_TASK DESCRIPTION:_ Return all entries below exactly. Skip nothing.

_PROVIDED MATERIAL:_
********

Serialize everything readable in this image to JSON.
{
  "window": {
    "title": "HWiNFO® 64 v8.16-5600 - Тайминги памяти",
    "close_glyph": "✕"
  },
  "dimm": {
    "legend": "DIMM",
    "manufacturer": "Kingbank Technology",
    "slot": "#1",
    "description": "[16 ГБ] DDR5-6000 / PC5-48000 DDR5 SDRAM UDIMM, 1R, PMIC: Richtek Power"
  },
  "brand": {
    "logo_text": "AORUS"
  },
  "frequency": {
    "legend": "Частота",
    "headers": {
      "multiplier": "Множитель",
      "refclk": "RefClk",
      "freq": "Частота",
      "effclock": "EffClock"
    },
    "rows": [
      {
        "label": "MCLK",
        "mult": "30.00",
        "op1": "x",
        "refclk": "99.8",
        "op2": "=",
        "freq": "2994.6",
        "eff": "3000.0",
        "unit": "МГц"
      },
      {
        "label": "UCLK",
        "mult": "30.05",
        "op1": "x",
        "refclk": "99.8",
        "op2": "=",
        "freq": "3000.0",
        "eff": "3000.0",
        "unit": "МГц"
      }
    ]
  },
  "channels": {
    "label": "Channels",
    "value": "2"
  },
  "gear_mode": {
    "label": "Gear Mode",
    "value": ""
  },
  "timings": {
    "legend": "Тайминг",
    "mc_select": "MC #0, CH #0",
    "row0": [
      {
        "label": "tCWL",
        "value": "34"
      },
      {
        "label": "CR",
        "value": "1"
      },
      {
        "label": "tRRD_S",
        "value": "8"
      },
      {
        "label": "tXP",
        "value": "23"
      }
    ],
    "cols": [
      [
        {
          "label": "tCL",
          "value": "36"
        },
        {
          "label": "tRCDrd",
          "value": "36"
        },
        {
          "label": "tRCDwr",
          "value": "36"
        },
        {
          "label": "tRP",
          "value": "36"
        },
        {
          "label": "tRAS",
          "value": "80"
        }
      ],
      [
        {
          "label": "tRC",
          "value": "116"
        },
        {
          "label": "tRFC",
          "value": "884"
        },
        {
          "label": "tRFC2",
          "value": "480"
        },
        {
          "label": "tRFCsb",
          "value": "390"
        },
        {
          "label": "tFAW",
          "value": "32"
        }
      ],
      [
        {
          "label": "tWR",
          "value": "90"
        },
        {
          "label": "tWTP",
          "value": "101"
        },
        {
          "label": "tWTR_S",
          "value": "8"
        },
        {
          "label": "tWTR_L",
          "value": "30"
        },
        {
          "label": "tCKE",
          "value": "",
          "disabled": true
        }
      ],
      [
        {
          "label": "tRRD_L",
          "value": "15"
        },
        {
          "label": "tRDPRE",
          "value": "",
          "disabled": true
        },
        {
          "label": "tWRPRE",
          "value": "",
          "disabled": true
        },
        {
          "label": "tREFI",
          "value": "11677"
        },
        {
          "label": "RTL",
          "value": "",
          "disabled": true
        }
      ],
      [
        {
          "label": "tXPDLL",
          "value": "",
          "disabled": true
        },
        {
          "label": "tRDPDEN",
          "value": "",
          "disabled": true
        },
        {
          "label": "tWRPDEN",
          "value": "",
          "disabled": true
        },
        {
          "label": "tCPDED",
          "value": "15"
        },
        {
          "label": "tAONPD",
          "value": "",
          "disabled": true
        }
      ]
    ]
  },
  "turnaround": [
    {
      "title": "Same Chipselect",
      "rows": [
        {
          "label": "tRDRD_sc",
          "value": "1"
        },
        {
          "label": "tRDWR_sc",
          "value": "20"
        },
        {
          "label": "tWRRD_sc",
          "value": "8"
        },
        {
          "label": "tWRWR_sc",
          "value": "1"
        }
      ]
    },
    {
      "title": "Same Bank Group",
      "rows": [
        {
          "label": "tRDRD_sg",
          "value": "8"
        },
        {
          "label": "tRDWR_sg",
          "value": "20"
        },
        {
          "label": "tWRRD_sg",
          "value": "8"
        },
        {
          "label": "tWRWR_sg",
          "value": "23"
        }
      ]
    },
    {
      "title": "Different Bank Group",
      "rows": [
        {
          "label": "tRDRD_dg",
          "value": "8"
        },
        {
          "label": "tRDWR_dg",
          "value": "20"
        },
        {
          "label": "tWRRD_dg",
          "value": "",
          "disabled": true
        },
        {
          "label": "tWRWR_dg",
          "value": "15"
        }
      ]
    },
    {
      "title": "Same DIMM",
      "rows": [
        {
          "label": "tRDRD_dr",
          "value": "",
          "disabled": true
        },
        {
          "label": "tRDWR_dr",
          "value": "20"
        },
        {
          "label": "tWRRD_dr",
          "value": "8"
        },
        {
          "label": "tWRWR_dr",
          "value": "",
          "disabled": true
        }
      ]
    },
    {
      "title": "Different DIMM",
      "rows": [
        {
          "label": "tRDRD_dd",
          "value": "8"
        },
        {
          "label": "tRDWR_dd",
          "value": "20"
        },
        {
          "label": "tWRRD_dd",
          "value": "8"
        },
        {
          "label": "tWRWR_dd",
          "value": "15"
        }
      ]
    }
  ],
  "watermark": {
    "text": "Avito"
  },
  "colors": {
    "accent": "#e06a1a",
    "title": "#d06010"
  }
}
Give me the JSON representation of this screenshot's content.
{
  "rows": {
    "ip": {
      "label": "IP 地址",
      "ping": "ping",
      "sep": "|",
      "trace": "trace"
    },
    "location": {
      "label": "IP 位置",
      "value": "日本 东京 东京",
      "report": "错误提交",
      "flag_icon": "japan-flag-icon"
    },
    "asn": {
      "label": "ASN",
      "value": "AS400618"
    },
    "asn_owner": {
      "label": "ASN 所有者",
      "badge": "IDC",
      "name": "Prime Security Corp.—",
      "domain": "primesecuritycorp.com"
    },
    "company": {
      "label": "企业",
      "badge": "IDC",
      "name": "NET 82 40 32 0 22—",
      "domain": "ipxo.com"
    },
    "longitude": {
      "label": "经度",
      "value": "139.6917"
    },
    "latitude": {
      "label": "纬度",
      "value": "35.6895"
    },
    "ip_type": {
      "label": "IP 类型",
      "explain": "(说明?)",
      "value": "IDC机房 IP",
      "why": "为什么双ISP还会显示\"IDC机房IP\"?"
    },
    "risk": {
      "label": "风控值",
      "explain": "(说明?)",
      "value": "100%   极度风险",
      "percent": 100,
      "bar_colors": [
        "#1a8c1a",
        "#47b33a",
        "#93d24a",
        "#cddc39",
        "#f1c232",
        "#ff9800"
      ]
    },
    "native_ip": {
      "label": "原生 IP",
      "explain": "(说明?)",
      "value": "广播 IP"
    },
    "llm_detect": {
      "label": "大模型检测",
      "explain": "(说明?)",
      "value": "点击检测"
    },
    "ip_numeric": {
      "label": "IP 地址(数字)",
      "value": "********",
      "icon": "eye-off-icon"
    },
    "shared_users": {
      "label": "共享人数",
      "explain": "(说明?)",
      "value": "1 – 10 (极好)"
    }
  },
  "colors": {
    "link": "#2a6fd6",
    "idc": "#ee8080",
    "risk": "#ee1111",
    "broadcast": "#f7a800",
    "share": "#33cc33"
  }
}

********

_FINISHED EXERCISE:_
Serialize everything readable in this image to JSON.
{
  "window": {
    "title": "HWiNFO® 64 v8.16-5600 - Тайминги памяти",
    "close_glyph": "✕"
  },
  "dimm": {
    "legend": "DIMM",
    "manufacturer": "Kingbank Technology",
    "slot": "#1",
    "description": "[16 ГБ] DDR5-6000 / PC5-48000 DDR5 SDRAM UDIMM, 1R, PMIC: Richtek Power"
  },
  "brand": {
    "logo_text": "AORUS"
  },
  "frequency": {
    "legend": "Частота",
    "headers": {
      "multiplier": "Множитель",
      "refclk": "RefClk",
      "freq": "Частота",
      "effclock": "EffClock"
    },
    "rows": [
      {
        "label": "MCLK",
        "mult": "30.00",
        "op1": "x",
        "refclk": "99.8",
        "op2": "=",
        "freq": "2994.6",
        "eff": "3000.0",
        "unit": "МГц"
      },
      {
        "label": "UCLK",
        "mult": "30.05",
        "op1": "x",
        "refclk": "99.8",
        "op2": "=",
        "freq": "3000.0",
        "eff": "3000.0",
        "unit": "МГц"
      }
    ]
  },
  "channels": {
    "label": "Channels",
    "value": "2"
  },
  "gear_mode": {
    "label": "Gear Mode",
    "value": ""
  },
  "timings": {
    "legend": "Тайминг",
    "mc_select": "MC #0, CH #0",
    "row0": [
      {
        "label": "tCWL",
        "value": "34"
      },
      {
        "label": "CR",
        "value": "1"
      },
      {
        "label": "tRRD_S",
        "value": "8"
      },
      {
        "label": "tXP",
        "value": "23"
      }
    ],
    "cols": [
      [
        {
          "label": "tCL",
          "value": "36"
        },
        {
          "label": "tRCDrd",
          "value": "36"
        },
        {
          "label": "tRCDwr",
          "value": "36"
        },
        {
          "label": "tRP",
          "value": "36"
        },
        {
          "label": "tRAS",
          "value": "80"
        }
      ],
      [
        {
          "label": "tRC",
          "value": "116"
        },
        {
          "label": "tRFC",
          "value": "884"
        },
        {
          "label": "tRFC2",
          "value": "480"
        },
        {
          "label": "tRFCsb",
          "value": "390"
        },
        {
          "label": "tFAW",
          "value": "32"
        }
      ],
      [
        {
          "label": "tWR",
          "value": "90"
        },
        {
          "label": "tWTP",
          "value": "101"
        },
        {
          "label": "tWTR_S",
          "value": "8"
        },
        {
          "label": "tWTR_L",
          "value": "30"
        },
        {
          "label": "tCKE",
          "value": "",
          "disabled": true
        }
      ],
      [
        {
          "label": "tRRD_L",
          "value": "15"
        },
        {
          "label": "tRDPRE",
          "value": "",
          "disabled": true
        },
        {
          "label": "tWRPRE",
          "value": "",
          "disabled": true
        },
        {
          "label": "tREFI",
          "value": "11677"
        },
        {
          "label": "RTL",
          "value": "",
          "disabled": true
        }
      ],
      [
        {
          "label": "tXPDLL",
          "value": "",
          "disabled": true
        },
        {
          "label": "tRDPDEN",
          "value": "",
          "disabled": true
        },
        {
          "label": "tWRPDEN",
          "value": "",
          "disabled": true
        },
        {
          "label": "tCPDED",
          "value": "15"
        },
        {
          "label": "tAONPD",
          "value": "",
          "disabled": true
        }
      ]
    ]
  },
  "turnaround": [
    {
      "title": "Same Chipselect",
      "rows": [
        {
          "label": "tRDRD_sc",
          "value": "1"
        },
        {
          "label": "tRDWR_sc",
          "value": "20"
        },
        {
          "label": "tWRRD_sc",
          "value": "8"
        },
        {
          "label": "tWRWR_sc",
          "value": "1"
        }
      ]
    },
    {
      "title": "Same Bank Group",
      "rows": [
        {
          "label": "tRDRD_sg",
          "value": "8"
        },
        {
          "label": "tRDWR_sg",
          "value": "20"
        },
        {
          "label": "tWRRD_sg",
          "value": "8"
        },
        {
          "label": "tWRWR_sg",
          "value": "23"
        }
      ]
    },
    {
      "title": "Different Bank Group",
      "rows": [
        {
          "label": "tRDRD_dg",
          "value": "8"
        },
        {
          "label": "tRDWR_dg",
          "value": "20"
        },
        {
          "label": "tWRRD_dg",
          "value": "",
          "disabled": true
        },
        {
          "label": "tWRWR_dg",
          "value": "15"
        }
      ]
    },
    {
      "title": "Same DIMM",
      "rows": [
        {
          "label": "tRDRD_dr",
          "value": "",
          "disabled": true
        },
        {
          "label": "tRDWR_dr",
          "value": "20"
        },
        {
          "label": "tWRRD_dr",
          "value": "8"
        },
        {
          "label": "tWRWR_dr",
          "value": "",
          "disabled": true
        }
      ]
    },
    {
      "title": "Different DIMM",
      "rows": [
        {
          "label": "tRDRD_dd",
          "value": "8"
        },
        {
          "label": "tRDWR_dd",
          "value": "20"
        },
        {
          "label": "tWRRD_dd",
          "value": "8"
        },
        {
          "label": "tWRWR_dd",
          "value": "15"
        }
      ]
    }
  ],
  "watermark": {
    "text": "Avito"
  },
  "colors": {
    "accent": "#e06a1a",
    "title": "#d06010"
  }
}
Give me the JSON representation of this screenshot's content.
{
  "rows": {
    "ip": {
      "label": "IP 地址",
      "ping": "ping",
      "sep": "|",
      "trace": "trace"
    },
    "location": {
      "label": "IP 位置",
      "value": "日本 东京 东京",
      "report": "错误提交",
      "flag_icon": "japan-flag-icon"
    },
    "asn": {
      "label": "ASN",
      "value": "AS400618"
    },
    "asn_owner": {
      "label": "ASN 所有者",
      "badge": "IDC",
      "name": "Prime Security Corp.—",
      "domain": "primesecuritycorp.com"
    },
    "company": {
      "label": "企业",
      "badge": "IDC",
      "name": "NET 82 40 32 0 22—",
      "domain": "ipxo.com"
    },
    "longitude": {
      "label": "经度",
      "value": "139.6917"
    },
    "latitude": {
      "label": "纬度",
      "value": "35.6895"
    },
    "ip_type": {
      "label": "IP 类型",
      "explain": "(说明?)",
      "value": "IDC机房 IP",
      "why": "为什么双ISP还会显示\"IDC机房IP\"?"
    },
    "risk": {
      "label": "风控值",
      "explain": "(说明?)",
      "value": "100%   极度风险",
      "percent": 100,
      "bar_colors": [
        "#1a8c1a",
        "#47b33a",
        "#93d24a",
        "#cddc39",
        "#f1c232",
        "#ff9800"
      ]
    },
    "native_ip": {
      "label": "原生 IP",
      "explain": "(说明?)",
      "value": "广播 IP"
    },
    "llm_detect": {
      "label": "大模型检测",
      "explain": "(说明?)",
      "value": "点击检测"
    },
    "ip_numeric": {
      "label": "IP 地址(数字)",
      "value": "********",
      "icon": "eye-off-icon"
    },
    "shared_users": {
      "label": "共享人数",
      "explain": "(说明?)",
      "value": "1 – 10 (极好)"
    }
  },
  "colors": {
    "link": "#2a6fd6",
    "idc": "#ee8080",
    "risk": "#ee1111",
    "broadcast": "#f7a800",
    "share": "#33cc33"
  }
}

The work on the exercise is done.